MPs who caused the recall of Parliament last year and tabled damming documents accusing Tullow Oil of bribing ministers have vowed to lay more evidence implicating the oil company in bribe.
In an exclusive interview with Daily Monitor, Mr Gerald Karuhanga, Mr Vincent Kyamadidi and Mr Abdu Katuntu said Tullow Oil is acting in a guilty manner and should prove to the public how they got the oil deals instead of asking them to retract their statements.
“The way they acted when we laid those documents in the House (sending a letter to Parliament through the Prime Minister) showed that they are not clean, unless they want to tell us that the Prime Minister is their mail boy,” Mr Karuhanga said.
“The only thing that can save their image is to explain to Ugandans how they got the licence when their agreements had expired.” The MPs’ utterances came a day after the Executive Director of Tullow, Mr Martin Graham, on behalf of the oil company, pleaded not guilty and told the parliamentary Ad hoc committee investigating the oil sector that they (Tullow) will at an appropriate time seek some kind of retraction (of the bribery allegations) from the MPs who made the statements.
But the MPs maintain that the oil company paid £17 million to the former Minister of Foreign Affairs Sam Kutesa as a bribe for his services in acquiring oil contracts in Uganda.

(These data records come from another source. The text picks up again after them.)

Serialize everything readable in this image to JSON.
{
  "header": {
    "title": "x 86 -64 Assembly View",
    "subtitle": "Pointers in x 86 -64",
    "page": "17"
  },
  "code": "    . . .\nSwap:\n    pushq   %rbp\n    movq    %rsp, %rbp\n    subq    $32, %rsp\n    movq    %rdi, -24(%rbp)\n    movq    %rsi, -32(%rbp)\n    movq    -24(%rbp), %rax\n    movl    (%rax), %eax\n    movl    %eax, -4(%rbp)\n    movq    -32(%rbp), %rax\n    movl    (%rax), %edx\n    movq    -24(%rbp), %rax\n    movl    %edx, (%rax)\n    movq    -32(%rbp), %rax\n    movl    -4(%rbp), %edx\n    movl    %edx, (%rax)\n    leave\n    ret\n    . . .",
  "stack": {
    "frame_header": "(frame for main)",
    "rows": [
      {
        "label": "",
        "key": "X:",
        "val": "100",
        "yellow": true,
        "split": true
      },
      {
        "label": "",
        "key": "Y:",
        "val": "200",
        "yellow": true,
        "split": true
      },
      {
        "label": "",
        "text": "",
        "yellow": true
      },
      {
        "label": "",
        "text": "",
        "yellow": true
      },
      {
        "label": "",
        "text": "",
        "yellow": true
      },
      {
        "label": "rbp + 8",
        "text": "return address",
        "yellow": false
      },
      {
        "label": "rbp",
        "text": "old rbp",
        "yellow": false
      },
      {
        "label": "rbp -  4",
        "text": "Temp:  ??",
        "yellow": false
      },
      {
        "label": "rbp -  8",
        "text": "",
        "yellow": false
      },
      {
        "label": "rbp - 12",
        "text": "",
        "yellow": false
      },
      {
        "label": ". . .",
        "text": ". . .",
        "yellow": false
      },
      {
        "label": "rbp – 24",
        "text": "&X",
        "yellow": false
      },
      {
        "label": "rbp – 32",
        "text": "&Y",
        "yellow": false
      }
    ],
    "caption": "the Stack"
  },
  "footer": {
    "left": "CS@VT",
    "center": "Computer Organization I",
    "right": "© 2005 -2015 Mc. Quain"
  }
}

“As a criminal lawyer, 90 per cent of the people who are convicted for a crime plead not guilty until they are convicted,” Mr Abdu Katuntu said, adding, “the matter is under investigation. Let us wait for the committe report.”
But while addressing journalists after appearing before the Ad hoc committee, Mr Cazenove George, Tullow spokesperson, said; “We are ready for whatever new evidence that Mr Karuhanga will bring but we have to tell him that he has lost on this one.”